Mastectomy

Mastectomy
Mastectomie 02.jpg
Mastectomy patient
85.4
D008408
002919

Mastectomy (from Greek μαστός "breast" and ἐκτομή ektomia "cutting out") is the medical term for the surgical removal of one or both breasts, partially or completely.

A mastectomy is usually carried out to treat breast cancer[1]. In some cases, people believed to be at high risk of breast cancer have the operation prophylactically, that is, as a preventive measure. It is also the medical procedure carried out to remove cancerous tissues. Alternatively, some patients can choose to have a wide local excision, also known as a lumpectomy, an operation in which a small volume of breast tissue containing the tumor and a surrounding margin of healthy tissue is removed to conserve the breast.

Both mastectomy and lumpectomy are referred to as "local therapies" for breast cancer, targeting the area of the tumor, as opposed to systemic therapies, such as chemotherapy, hormonal therapy, or immunotherapy.

Traditionally, in the case of breast cancer, the whole breast was removed. Currently, the decision to do the mastectomy is based on various factors, including breast size, the number of lesions, biologic aggressiveness of a breast cancer, the availability of adjuvant radiation, and the willingness of the patient to accept higher rates of tumor recurrences after lumpectomy and radiation.

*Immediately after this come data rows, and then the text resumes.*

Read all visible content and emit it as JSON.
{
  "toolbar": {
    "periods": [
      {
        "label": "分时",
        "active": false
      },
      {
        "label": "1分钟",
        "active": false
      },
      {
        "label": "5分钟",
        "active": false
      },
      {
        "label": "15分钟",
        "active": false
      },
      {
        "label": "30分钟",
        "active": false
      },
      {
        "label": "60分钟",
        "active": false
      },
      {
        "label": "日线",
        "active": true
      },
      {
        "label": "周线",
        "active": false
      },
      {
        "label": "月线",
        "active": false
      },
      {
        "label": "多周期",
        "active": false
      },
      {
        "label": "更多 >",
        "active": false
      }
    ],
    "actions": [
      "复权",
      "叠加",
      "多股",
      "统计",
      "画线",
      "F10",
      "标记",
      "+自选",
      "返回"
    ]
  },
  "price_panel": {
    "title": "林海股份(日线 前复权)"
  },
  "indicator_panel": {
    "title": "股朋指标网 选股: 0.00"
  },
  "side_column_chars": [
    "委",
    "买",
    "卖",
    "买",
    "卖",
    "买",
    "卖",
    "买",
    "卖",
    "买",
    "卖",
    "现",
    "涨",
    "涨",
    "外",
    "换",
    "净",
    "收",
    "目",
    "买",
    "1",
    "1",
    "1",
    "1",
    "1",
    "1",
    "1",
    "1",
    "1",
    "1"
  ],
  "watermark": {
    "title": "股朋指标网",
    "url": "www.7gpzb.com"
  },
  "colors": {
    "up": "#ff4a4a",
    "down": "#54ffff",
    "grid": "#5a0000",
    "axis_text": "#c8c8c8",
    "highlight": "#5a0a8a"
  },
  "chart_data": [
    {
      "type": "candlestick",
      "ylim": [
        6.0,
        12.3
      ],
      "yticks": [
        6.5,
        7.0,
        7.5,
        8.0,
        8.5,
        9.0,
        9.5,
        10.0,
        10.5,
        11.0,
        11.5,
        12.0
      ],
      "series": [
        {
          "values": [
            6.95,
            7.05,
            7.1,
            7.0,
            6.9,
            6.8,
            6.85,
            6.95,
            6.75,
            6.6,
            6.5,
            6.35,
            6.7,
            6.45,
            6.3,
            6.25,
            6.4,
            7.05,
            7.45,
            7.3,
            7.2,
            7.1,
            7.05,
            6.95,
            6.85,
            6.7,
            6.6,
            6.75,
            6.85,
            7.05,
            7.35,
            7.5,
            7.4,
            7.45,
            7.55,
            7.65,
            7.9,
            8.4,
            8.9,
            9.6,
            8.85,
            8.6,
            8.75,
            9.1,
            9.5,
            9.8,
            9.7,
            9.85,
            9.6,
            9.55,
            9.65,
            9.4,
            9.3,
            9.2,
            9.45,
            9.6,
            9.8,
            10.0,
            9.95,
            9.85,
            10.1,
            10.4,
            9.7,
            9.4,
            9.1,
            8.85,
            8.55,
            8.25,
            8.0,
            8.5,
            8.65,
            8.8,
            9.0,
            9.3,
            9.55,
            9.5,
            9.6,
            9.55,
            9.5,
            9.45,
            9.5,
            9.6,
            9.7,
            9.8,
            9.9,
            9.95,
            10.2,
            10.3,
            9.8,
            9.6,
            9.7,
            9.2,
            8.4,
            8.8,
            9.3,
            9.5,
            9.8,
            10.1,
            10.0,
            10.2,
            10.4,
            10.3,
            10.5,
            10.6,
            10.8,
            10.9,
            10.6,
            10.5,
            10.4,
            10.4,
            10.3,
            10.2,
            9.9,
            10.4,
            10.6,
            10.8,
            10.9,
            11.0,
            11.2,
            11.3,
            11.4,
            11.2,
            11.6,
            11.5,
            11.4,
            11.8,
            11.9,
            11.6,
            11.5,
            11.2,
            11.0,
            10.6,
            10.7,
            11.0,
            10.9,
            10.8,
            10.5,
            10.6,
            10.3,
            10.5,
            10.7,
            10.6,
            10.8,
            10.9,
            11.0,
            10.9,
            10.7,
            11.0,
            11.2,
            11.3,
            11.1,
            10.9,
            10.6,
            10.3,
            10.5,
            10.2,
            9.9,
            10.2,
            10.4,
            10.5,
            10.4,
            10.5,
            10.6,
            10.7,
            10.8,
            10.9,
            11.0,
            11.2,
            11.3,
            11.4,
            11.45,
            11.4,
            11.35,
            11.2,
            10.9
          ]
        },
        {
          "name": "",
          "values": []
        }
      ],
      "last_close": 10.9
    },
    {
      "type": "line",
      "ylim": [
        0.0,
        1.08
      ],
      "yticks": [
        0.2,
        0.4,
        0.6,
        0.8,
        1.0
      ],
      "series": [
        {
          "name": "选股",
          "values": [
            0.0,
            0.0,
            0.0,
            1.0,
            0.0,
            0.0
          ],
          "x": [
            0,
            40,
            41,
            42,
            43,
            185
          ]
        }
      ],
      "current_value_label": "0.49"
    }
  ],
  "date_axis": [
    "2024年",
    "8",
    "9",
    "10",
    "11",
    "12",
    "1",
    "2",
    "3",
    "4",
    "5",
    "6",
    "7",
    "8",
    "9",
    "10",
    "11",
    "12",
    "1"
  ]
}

Outcome studies comparing mastectomy to lumpectomy with radiation have suggested that routine radical mastectomy surgeries will not always prevent later distant secondary tumors arising from micro-metastases prior to discovery, diagnosis, and operation.[citation needed]

Medical uses

Despite the increased ability to offer breast conservation techniques to patients with breast cancer, certain groups may be better served by traditional mastectomy procedures including:

  • people who have already had radiation therapy to the affected breast
  • people with 2 or more areas of cancer in the same breast that are too far apart to be removed through 1 surgical incision, while keeping the appearance of the breast satisfactory
  • people whose initial lumpectomy along with (one or more) re-excisions has not completely removed the cancer
  • people with certain serious connective tissue diseases such as scleroderma, which make them especially sensitive to the side effects of radiation therapy
  • pregnant women who would require radiation while still pregnant (risking harm to the child)
  • people with a tumor larger than 5  cm (2  inches) that doesn't shrink very much with neoadjuvant chemotherapy
  • people with cancer that is large relative to their breast size
  • people who have tested positive for a deleterious mutation on the BRCA1 or BRCA2 gene and opt for a preventive mastectomy since they are at high risk for the development of breast cancer.
  • men with gynecomastia
  • transgender individuals suffering from dysphoria will sometimes elect for mastectomy
Other Languages
български: Мастектомия
brezhoneg: Mastektomiezh
català: Mastectomia
čeština: Mastektomie
Deutsch: Mastektomie
español: Mastectomía
فارسی: ماستکتومی
français: Mastectomie
Frysk: Mastektomy
galego: Mastectomía
italiano: Mastectomia
עברית: מסטקטומיה
македонски: Мастектомија
Nederlands: Mastectomie
polski: Mastektomia
português: Mastectomia
русский: Мастэктомия
Simple English: Mastectomy
slovenčina: Mastektómia
svenska: Mastektomi
Türkçe: Mastektomi
українська: Мастектомія